On Friday, Q4 earnings releases from three large moneycenter banks, Bank of America (BAC), JP Morgan (JPM) and Wells Fargo (WFC) officially ushered in earnings season, one that will be of particular interest to investors looking for an uptick in economic activity in Q4, but also any change in outlook after a monster rally in the stock market since early November. For the most part the 3 large banks did and said what they needed to, and the stocks stayed bid. But sectors like industrials may not immediately benefit from the change in economic conditions as a rising interest rate environment, coupled with the strong dollar may offset tailwinds from expected growth.

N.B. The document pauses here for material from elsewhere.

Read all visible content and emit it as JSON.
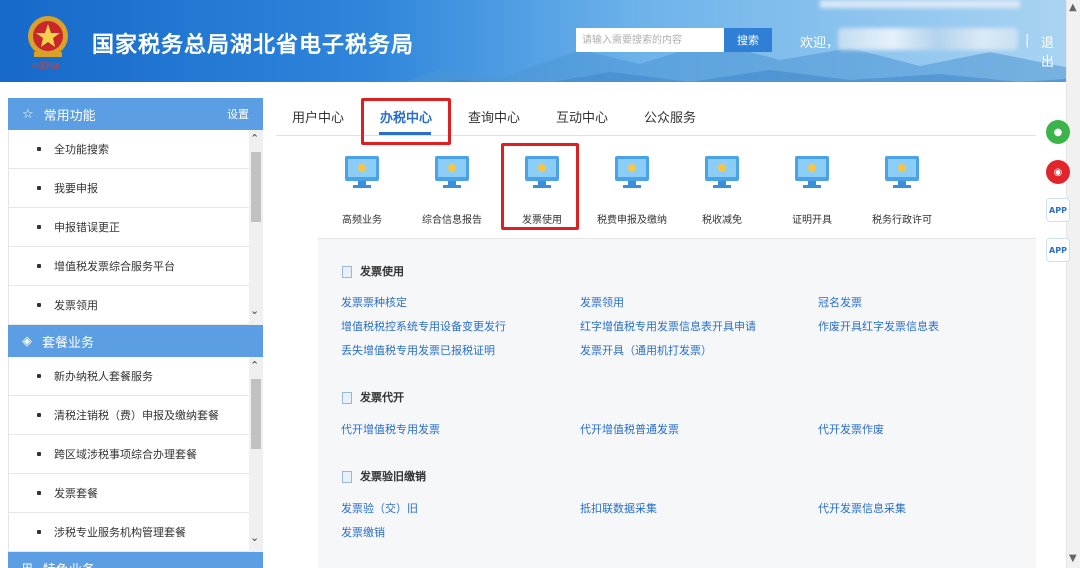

On Friday we took a look at CSX Corp (CSX), a rail stock that that is up 80% from its 52 week lows last February, and which has more than doubled the performance of the S&P 500 since the election (Dangers on a Train?). I iscussed the trade idea on Friday’s Options Action on CNBC:
While CSX reports tonight after the close and we think it makes sense to look past early reports this earnings season until any trends are confirmed. That is why we chose to look out to May expiration in a stock that was trading at an all time high. If our entry on the short side is early, we have a little time.
Back to bank earnings, on Thursday prior to the trio of Q4 reports we detailed three options strategies for existing holders of each, yield enhancement in JPM (here), potential leverage in BAC (here), and protection in WFC (here) and circled back post results on Friday morning (Bank Shots).
Friday evening my main man Carter Braxton Worth of Cornerstone Macro Research did some charting on Options Action in support of his thesis that the bank rally, which has stalled over the last month may be set to retrace a portion of the move since the Nov 8th election. Watch here:
Mike Khouw agrees with Carter that at the very least bank stocks could continue to consolidate gains (and not continue the near parabolic move that got them here in Nov and Dec) and chose to express a fairly neutral to lower move in shares of Citigroup. Rather than commit premium to make a directional bet, the trade Mike detailed was a defined risk short premium trade, vs the stock at $59,.75, Mike sold the March 60 / 62.50 call spread at $1, selling 1 of the March 60 calls at $2.35 and buying 1 of the March 62.50 calls for $1.35. Mikes’s max gain is the $1 received, where he makes up to $1 between $60 and $61, and all below $60. Mike’s max risk on the trade is $1.50, between $61 and $62.50 with his max loss of $1.50 at $62.50 or higher. Mike is a smart options trader, and Mike likes selling spreads (as opposed to buying them) because he has a high probability of making a small sum if the stock does nothing and a relatively low probability of losing all of his premium. If he were to buy a a $1.50 at the money put spread and the stock just sits here, he loses a little bit every day as the options decay. If you think there is a greater likelihood that the stock goes down vs up during a certain time period, there are two ways to express this view, one with short premium, one with long premium. The short premium trade has higher odds of success, but risks more to make less. Here’s an example I detailed in the banks (XLF) on Wednesday’s Fast Money: